If we hit the debt ceiling, the government could prioritize spending, paying for certain things and not others. The Bipartisan Policy Center suggests this is an unappealing and potentially infeasible process due to its complexity and the requisite overhaul of the payment system that feeds millions of funds. Approximately 32 percent of funds owed during the period between Oct. 18 and Nov. 15 would go unpaid.
Let the debt ceiling break: Similar to defaulting on a loan, breaking through the debt ceiling would reduce the credibility of the US government and could put the US and global economies at risk.
President Obama could play the 14th Amendment card and trump the statutory debt ceiling through the provision that says, “the validity of the public debt of the United States…shall not be questioned.” The president’s press secretary, Jay Carney, has suggested this was an unlikely option. President Obama has said he will not negotiate over “the terms of debt limit legislation but is willing to discuss a range of issues once the government is reopened and the Treasury able to borrow freely again.”
9. How much trouble will the government be in if we default?
Standard & Poor’s issues ratings for governments, known as “sovereign ratings.” These are used as indicators of “the future ability and willingness of sovereign governments to service their debt obligations to the nonofficial sector in full and on time.” As of Sept. 20, 2013, S&P had rated the US AA+ for the long term and stable. Did they speak too soon? Possibly. The dollar has already weakened against global currencies, and if the US defaults, this rating will likely go down.
10. We know Congress can be doing something about this. But what is it doing?
Congress failed to pass any appropriations bills this year. Now, during the government shut down, members are meeting to negotiate a solution. Congressional Republicans reportedly called for cuts in the budget to diminish the deficit, and Democrats blocked bills to reopen parts of the government.

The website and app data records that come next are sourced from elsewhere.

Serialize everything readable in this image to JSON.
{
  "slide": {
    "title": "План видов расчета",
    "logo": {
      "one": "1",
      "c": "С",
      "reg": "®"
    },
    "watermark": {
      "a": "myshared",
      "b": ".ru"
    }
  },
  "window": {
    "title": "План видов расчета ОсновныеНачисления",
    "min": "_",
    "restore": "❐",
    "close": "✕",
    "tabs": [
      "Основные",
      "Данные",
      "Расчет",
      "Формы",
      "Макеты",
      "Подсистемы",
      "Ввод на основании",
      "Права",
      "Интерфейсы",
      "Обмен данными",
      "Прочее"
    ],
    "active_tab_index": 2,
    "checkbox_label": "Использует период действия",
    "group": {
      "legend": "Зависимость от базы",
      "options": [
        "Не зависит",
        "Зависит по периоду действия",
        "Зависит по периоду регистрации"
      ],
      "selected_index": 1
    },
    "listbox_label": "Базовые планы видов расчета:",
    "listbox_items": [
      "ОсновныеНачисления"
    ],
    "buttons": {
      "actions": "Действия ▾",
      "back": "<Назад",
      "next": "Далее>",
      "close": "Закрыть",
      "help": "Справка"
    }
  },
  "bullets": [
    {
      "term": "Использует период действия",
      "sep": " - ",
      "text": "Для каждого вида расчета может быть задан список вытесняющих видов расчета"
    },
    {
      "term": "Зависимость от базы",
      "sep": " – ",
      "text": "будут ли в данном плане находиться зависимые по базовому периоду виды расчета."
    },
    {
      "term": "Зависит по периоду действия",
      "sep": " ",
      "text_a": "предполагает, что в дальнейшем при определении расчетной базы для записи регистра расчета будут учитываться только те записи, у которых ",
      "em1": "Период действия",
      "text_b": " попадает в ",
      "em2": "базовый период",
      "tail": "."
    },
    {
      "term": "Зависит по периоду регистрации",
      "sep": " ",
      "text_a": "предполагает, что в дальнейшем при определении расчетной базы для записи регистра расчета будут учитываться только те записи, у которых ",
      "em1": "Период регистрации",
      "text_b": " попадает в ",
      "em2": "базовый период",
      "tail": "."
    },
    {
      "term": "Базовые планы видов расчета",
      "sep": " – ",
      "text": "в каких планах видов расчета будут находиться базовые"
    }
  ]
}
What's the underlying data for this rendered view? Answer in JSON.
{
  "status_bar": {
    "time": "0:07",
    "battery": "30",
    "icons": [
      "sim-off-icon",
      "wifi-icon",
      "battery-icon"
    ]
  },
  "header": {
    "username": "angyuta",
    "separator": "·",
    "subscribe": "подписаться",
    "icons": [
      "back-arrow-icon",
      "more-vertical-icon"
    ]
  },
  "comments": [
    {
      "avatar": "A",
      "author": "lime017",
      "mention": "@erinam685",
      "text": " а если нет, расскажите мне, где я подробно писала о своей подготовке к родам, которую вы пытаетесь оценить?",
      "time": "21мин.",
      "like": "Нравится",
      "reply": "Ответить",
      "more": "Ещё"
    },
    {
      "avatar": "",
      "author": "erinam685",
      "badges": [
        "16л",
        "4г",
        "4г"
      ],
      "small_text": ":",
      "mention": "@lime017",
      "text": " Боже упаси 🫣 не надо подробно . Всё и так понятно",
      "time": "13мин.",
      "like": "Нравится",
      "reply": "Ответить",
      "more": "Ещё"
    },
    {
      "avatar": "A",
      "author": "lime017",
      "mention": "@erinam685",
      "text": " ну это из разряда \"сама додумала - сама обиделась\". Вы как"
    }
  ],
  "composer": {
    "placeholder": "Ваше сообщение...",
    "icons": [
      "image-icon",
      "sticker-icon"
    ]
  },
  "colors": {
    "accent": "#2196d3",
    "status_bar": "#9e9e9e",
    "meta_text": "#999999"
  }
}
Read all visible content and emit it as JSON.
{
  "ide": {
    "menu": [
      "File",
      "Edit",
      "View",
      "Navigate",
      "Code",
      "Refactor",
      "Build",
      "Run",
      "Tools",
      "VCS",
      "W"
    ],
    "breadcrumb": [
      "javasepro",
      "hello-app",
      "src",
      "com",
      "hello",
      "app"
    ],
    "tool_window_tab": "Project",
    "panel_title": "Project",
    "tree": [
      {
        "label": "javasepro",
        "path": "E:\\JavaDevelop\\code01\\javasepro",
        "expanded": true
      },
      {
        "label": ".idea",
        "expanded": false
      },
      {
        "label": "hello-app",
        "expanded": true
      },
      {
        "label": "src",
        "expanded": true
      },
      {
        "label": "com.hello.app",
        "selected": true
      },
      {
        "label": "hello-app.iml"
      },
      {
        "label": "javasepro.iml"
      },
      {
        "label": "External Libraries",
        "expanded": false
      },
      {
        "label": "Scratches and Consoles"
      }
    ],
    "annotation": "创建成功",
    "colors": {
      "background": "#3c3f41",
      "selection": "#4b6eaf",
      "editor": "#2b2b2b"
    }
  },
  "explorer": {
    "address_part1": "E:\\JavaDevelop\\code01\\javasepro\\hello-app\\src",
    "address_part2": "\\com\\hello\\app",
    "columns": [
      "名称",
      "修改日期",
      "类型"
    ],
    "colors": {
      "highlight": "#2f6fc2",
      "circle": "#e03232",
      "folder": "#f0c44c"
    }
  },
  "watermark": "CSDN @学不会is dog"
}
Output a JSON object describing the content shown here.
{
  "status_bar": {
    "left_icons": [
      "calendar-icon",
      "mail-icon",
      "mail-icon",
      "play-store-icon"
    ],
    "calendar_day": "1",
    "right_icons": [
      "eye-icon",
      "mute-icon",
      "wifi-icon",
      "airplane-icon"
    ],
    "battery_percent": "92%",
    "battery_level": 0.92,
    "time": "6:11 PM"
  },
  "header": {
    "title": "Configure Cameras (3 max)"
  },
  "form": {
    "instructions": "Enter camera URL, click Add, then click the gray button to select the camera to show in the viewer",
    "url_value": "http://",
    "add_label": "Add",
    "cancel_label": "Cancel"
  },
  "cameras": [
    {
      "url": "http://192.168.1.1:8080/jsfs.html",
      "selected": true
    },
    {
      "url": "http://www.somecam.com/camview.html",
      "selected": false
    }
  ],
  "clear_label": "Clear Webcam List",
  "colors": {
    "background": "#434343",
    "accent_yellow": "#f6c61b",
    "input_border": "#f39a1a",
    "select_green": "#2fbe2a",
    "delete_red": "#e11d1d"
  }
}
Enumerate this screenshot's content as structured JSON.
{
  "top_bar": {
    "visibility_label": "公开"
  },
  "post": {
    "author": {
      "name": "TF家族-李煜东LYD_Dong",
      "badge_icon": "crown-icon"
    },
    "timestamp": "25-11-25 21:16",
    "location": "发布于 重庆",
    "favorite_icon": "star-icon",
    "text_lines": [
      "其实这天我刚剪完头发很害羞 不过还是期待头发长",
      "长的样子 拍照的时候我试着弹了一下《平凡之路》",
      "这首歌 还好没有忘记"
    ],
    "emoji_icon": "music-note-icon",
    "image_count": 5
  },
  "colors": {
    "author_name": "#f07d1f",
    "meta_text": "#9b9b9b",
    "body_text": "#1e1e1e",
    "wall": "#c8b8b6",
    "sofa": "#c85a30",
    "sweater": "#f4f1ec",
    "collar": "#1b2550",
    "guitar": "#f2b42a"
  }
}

All that being said… We don’t really know exactly what will happen if the government hits the debt ceiling. It has never happened before.